We argue that the article “Momentum residual neural networks” by Michael Sander, Pierre Ablin, Mathieu Blondel and Gabriel Peyré, published at the ICML conference in 2021, hereafter referred to as “Paper A”, has been plagiarized by the paper “m-RevNet: Deep Reversible Neural Networks with Momentum” by Duo Li and Shang-Hua Gao, accepted for publication at the ICCV conference, hereinafter referred to as “Paper B”.

Paper A is available at It was first uploaded on the Arxiv on the 15th of February 2021, and the source code with documentation is available on github since February 17th at

Paper B is available at It was first uploaded on the Arxiv on the 12th of August 2021. The deadline for the ICCV paper submission was on the 17th of March 2021, which left a month to the authors of Paper B to plagiarize Paper A and to (presumably) use the provided source code.

ICCV follows the plagiarism guidelines exposed here:

In the following, we describe many uncanny and systematic resemblances between Paper A and Paper B. These resemblances are so numerous that we argue that they cannot be attributed to chance, and therefore demonstrate plagiarism by the authors of Paper B.

The two papers propose the exact same idea: replacing the forward equation of a residual network, by a momentum equation with a velocity :, and  . The benefit of such an approach is discussed similarly in the two papers: reduced memory load thanks to invertibility and larger representation capacity thanks to the momentum in the ODE regime.

Below is a table of the ressemblances between the two papers. In particular, two figures in Paper B are slightly modified figures of Paper A (change of colormaps, scaling). The propositions/examples of Paper B are all found in Paper A, with some notations changed.
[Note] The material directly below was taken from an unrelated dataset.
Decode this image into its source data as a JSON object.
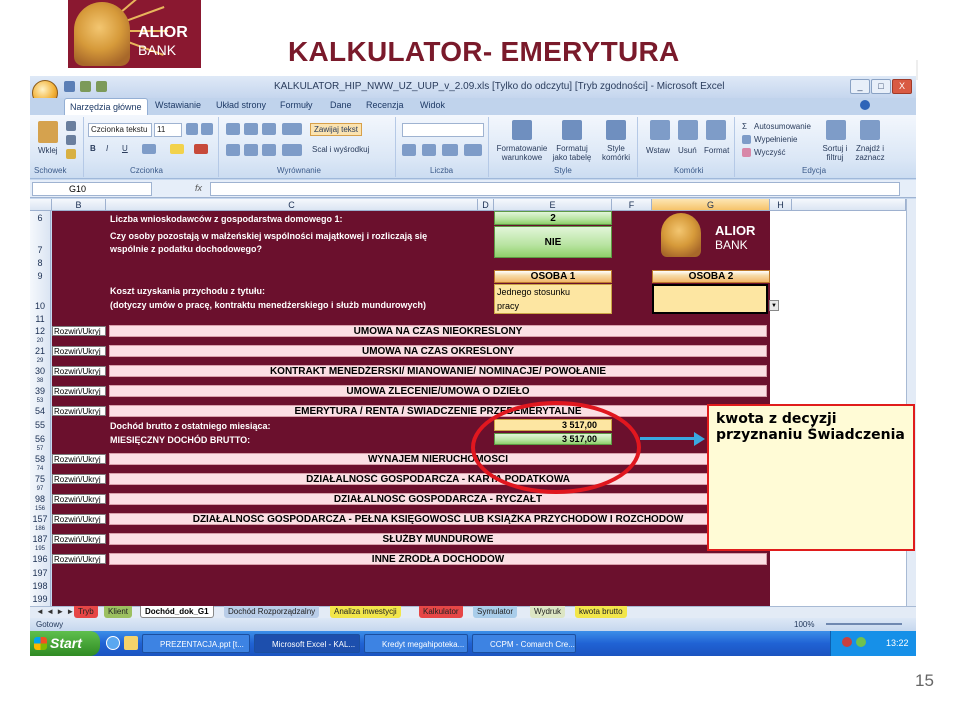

All of the arguments to explain the merits of the method in Paper B can be found in Paper A.

Paper A (Sander, Ablin, Blondel, Peyré)

Paper B (Duo Li and Shang-Hua Gao)


Same figure, added vector field and changed colors.

The three rows have the same meaning: closed form inversion = analytical reversal, same parameters = architecture preservation and unconstrained training = end-to-en optimization.

The columns are shuffled, and Paper B added the ResNet baseline.

Choice of the exact same initial dataset, four nested rings. The usual experiments as found e.g. in as cited by both papers rather use 2 nested rings. To the best of our knowledge, using four nested rings as an illustration had never been done before.

This is the main contribution of the papers. The critical parameter “gamma” in Paper A becomes “1 - mu” in Paper B.

[11] in Paper B is the same reference as [Teh et al] in Paper A.

Maclaurin et al’s algorithm (cited as [26] in Paper B) is a key implementation technique that both papers propose to re-use.

The propositions, and the proof, are identical. The notations have been slightly changed in Paper B: the time derivatives are denoted as , as opposed to in Paper A.

The list of contributions of the papers are identical, albeit shuffled.

Example 1 for in Paper B is a copy and paste of  proposition 8 in the appendix of Paper A. The differential equation considered is exactly the same. The epsilon in Paper A plays the same role as in  Paper B. The first equation in the proof of Proposition 8 in paper A is the same as Eq.14 in Paper B, up to a multiplication by a factor epsilon.

The ordering in the solution for Paper A and for Paper B is exactly the same.

Once again, the learning task is exactly the same: learn to represent the map x -> -x^3. To the best of our knowledge, such a task is not classical and we have not seen it in any other paper.

The cited paper has the following figure

which uses two nested rings. This served as an inspiration for our experiment with four nested rings.